My first contact with code was–like for a lot of people belonging to my generation–with BASIC on a CRT TV screen loading files from a tape recorder. Then I learned C and the great magical world of Objects with Java. But I was a bit upset by its growing complexity and the need to write a bunch of useless code.
After spending some time working more on Excel spreadsheets than coding, the simplicity of Python gives me a fresh wind and now I use it for almost everything. One of those things is data science and I've played–and also worked–a lot with its data ecosystem centered around pandas in Jupyter notebooks. I have also worked with its friend and competitor R and I must confess that, after a first disappointing experience, I come back to R with a great enthusiasm thanks to the awesome work done on the tidyverse — and on RStudio — by one of the data science superhero Hadley Wickham. After Batman vs. Superman this is Hadley vs. Wes McKinney. Now, I’m working on a Big Data Hadoop platform (HDP), welcome back Java … So I have started to learn Scala.
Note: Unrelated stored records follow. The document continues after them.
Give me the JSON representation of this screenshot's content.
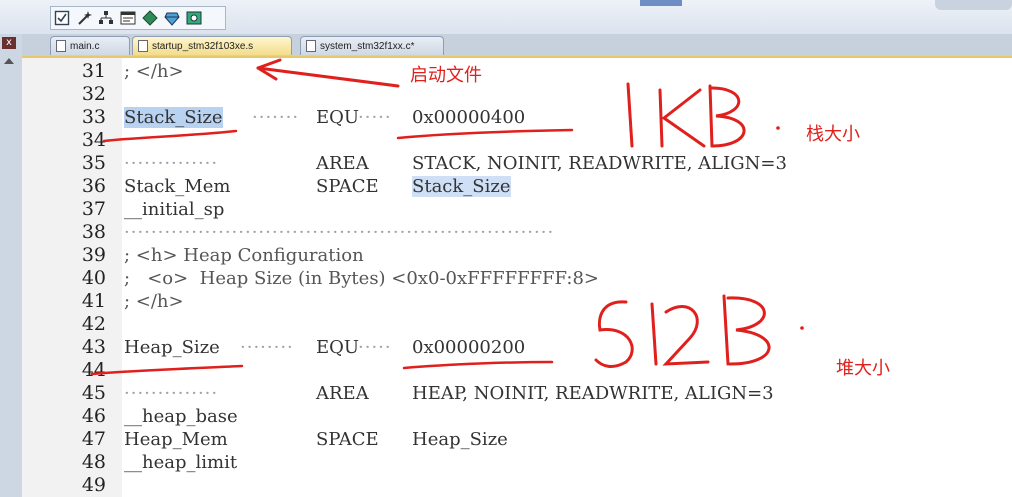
{
  "editor": {
    "tabs": [
      {
        "label": "main.c",
        "active": false
      },
      {
        "label": "startup_stm32f103xe.s",
        "active": true
      },
      {
        "label": "system_stm32f1xx.c*",
        "active": false
      }
    ],
    "lines": [
      {
        "num": "31",
        "text": "; </h>"
      },
      {
        "num": "32",
        "text": ""
      },
      {
        "num": "33",
        "label": "Stack_Size",
        "op": "EQU",
        "value": "0x00000400"
      },
      {
        "num": "34",
        "text": ""
      },
      {
        "num": "35",
        "op": "AREA",
        "value": "STACK, NOINIT, READWRITE, ALIGN=3"
      },
      {
        "num": "36",
        "label": "Stack_Mem",
        "op": "SPACE",
        "value": "Stack_Size"
      },
      {
        "num": "37",
        "label": "__initial_sp"
      },
      {
        "num": "38",
        "text": ""
      },
      {
        "num": "39",
        "text": "; <h> Heap Configuration"
      },
      {
        "num": "40",
        "text": ";   <o>  Heap Size (in Bytes) <0x0-0xFFFFFFFF:8>"
      },
      {
        "num": "41",
        "text": "; </h>"
      },
      {
        "num": "42",
        "text": ""
      },
      {
        "num": "43",
        "label": "Heap_Size",
        "op": "EQU",
        "value": "0x00000200"
      },
      {
        "num": "44",
        "text": ""
      },
      {
        "num": "45",
        "op": "AREA",
        "value": "HEAP, NOINIT, READWRITE, ALIGN=3"
      },
      {
        "num": "46",
        "label": "__heap_base"
      },
      {
        "num": "47",
        "label": "Heap_Mem",
        "op": "SPACE",
        "value": "Heap_Size"
      },
      {
        "num": "48",
        "label": "__heap_limit"
      },
      {
        "num": "49",
        "text": ""
      }
    ]
  },
  "annotations": {
    "startup_file": "启动文件",
    "stack_size_text": "栈大小",
    "heap_size_text": "堆大小",
    "stack_handwritten": "1KB",
    "heap_handwritten": "512B",
    "ink_color": "#e0201c"
  },
  "toolbar": {
    "icons": [
      "checkbox-icon",
      "wand-icon",
      "tree-icon",
      "window-icon",
      "diamond-icon",
      "gem-icon",
      "settings-icon"
    ]
  }
}
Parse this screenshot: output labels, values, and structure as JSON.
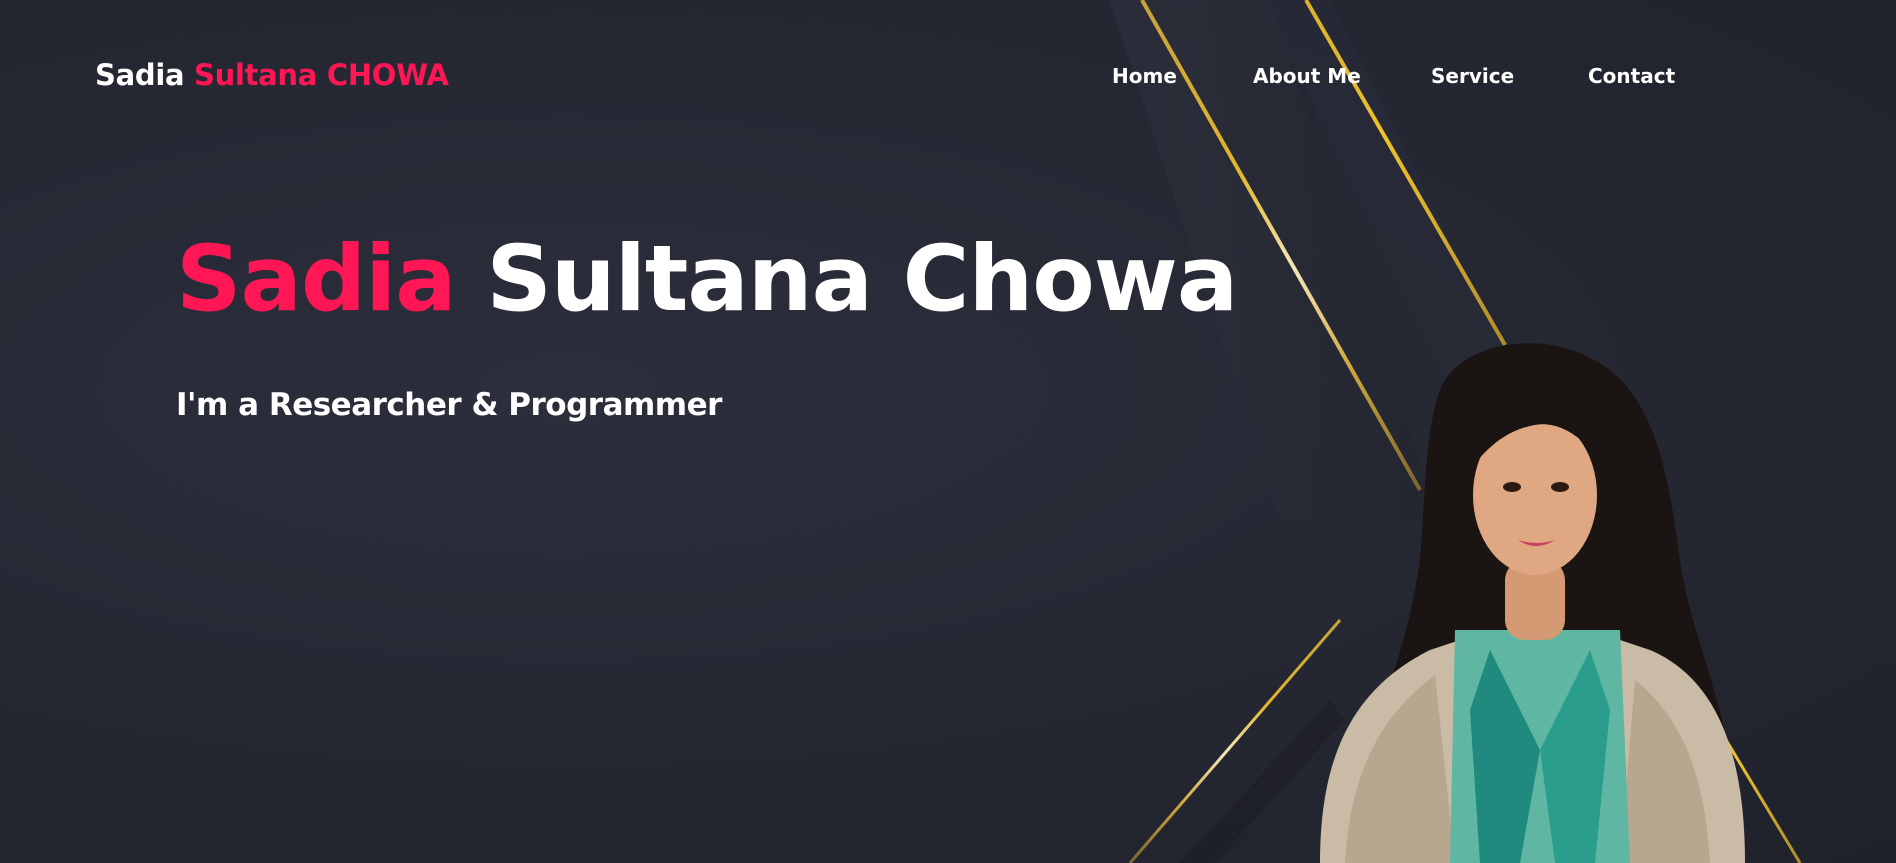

The topics that occupies me right now are:
- Site Reliability Engineering (SRE). I will try to write some articles on this field of operations,
- Chaos Engineering. I’ve created a list of books here,
- Also learning Go (Golang), but just for fun,
- Now focus on Spark and Kubernetes,
- Next step, Deep Learning.
I must be nostalgic since I love old languages and systems, and all these old stories of pioneers–I have a great list of books on that topic.
I'm also a big fan of plain text and the various editors dedicated to this simple but fundamental purpose. Obviously I love Markdown, I use it as much as I can, but unfortunately it is not–still–supported by Outlook.